US8588556Mar 11, 2013Nov 19, 2013Alcatel LucentAdvanced modulation formats using optical modulators
US8625936Jun 29, 2012Jan 7, 2014Alcatel LucentAdvanced modulation formats using optical modulators
US8798480 *Oct 5, 2012Aug 5, 2014Nec Laboratories America, Inc.High-speed optical 8-QAM modulation by cascading dual-drive mach-zehnder modulator with I/Q modulator
US8805204Feb 23, 2011Aug 12, 2014Tyco Electronics Subsea Communications LlcGenerating higher-level quadrature amplitude modulation (QAM) using a delay line interferometer and systems and methods incorporating same

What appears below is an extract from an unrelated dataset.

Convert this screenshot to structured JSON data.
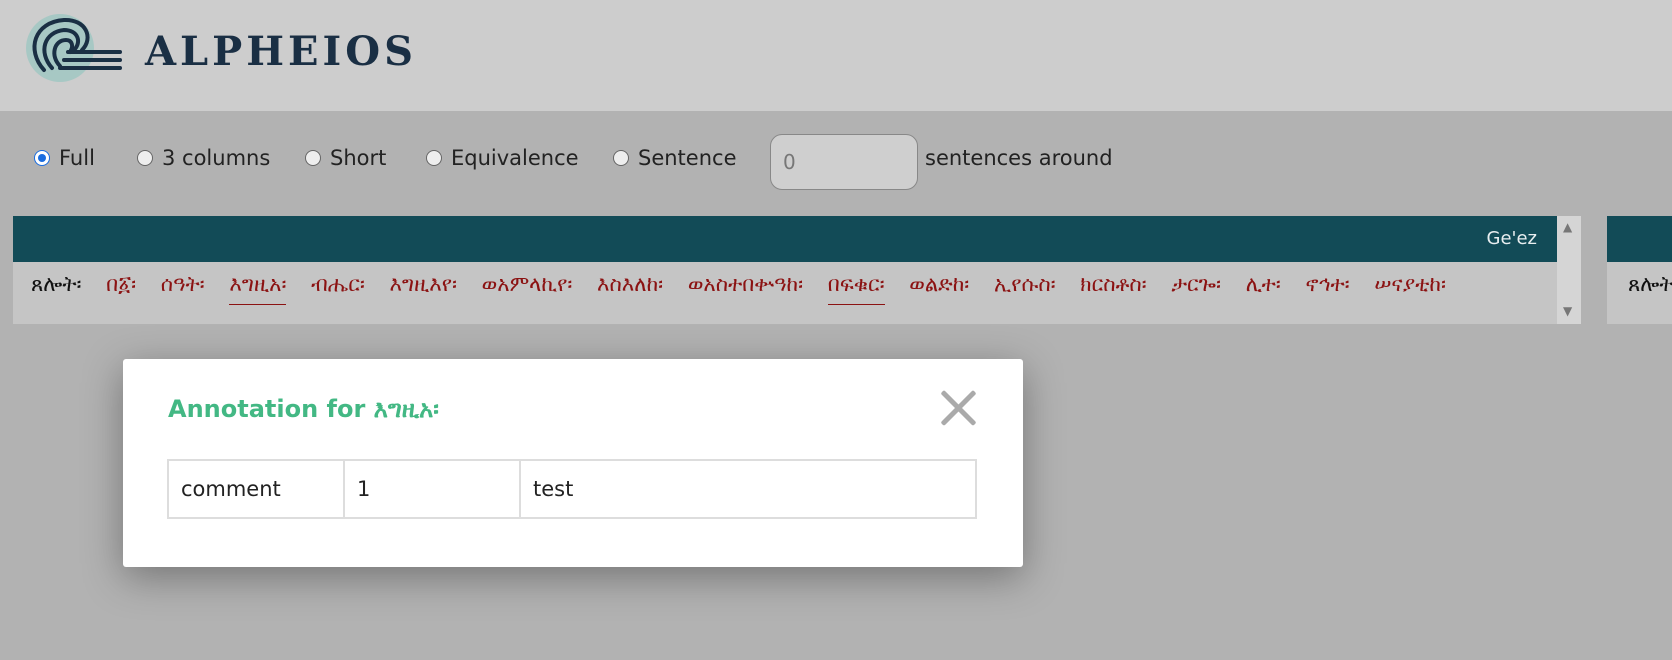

US20130089340 *Oct 5, 2012Apr 11, 2013Nec Laboratories America, Inc.High-speed optical 8-qam modulation by cascading dual-drive mach-zehnder modulator with i/q modulator
WO2012116060A1 *Feb 22, 2012Aug 30, 2012Tyco Electronics Subsea Communications LlcGenerating higher-level quadrature amplitude modulation (qam) using a delay line interferometer and systems and methods incorporating same
WO2013134266A1Mar 5, 2013Sep 12, 2013Alcatel-Lucent Usa Inc.Flexible optical modulator for advanced modulation formats featuring optical couplers with asymmetric power splitting
Classifications
U.S. Classification398/185, 398/188, 398/186
International ClassificationH04B10/04
Cooperative ClassificationH04B10/505, H04B10/5161, H04B10/5561, H04B10/541
European ClassificationH04B10/505, H04B10/5561, H04B10/5161, H04B10/541
Legal Events
DateCodeEventDescription
Jan 4, 2013FPAYFee payment
Year of fee payment: 4
May 26, 2009ASAssignment
Owner name: ALCATEL-LUCENT USA INC., NEW JERSEY
Free format text: MERGER;ASSIGNOR:LUCENT TECHNOLOGIES INC.;REEL/FRAME:022730/0955
Effective date: 20081101
Sep 25, 2005ASAssignment
Owner name: LUCENT TECHNOLOGIES INC., NEW JERSEY
Free format text: ASSIGNMENT OF ASSIGNORS INTEREST;ASSIGNORS:LIU, XIANG;WEI, XING;REEL/FRAME:016579/0728;SIGNING DATES FROM 20050922 TO 20050923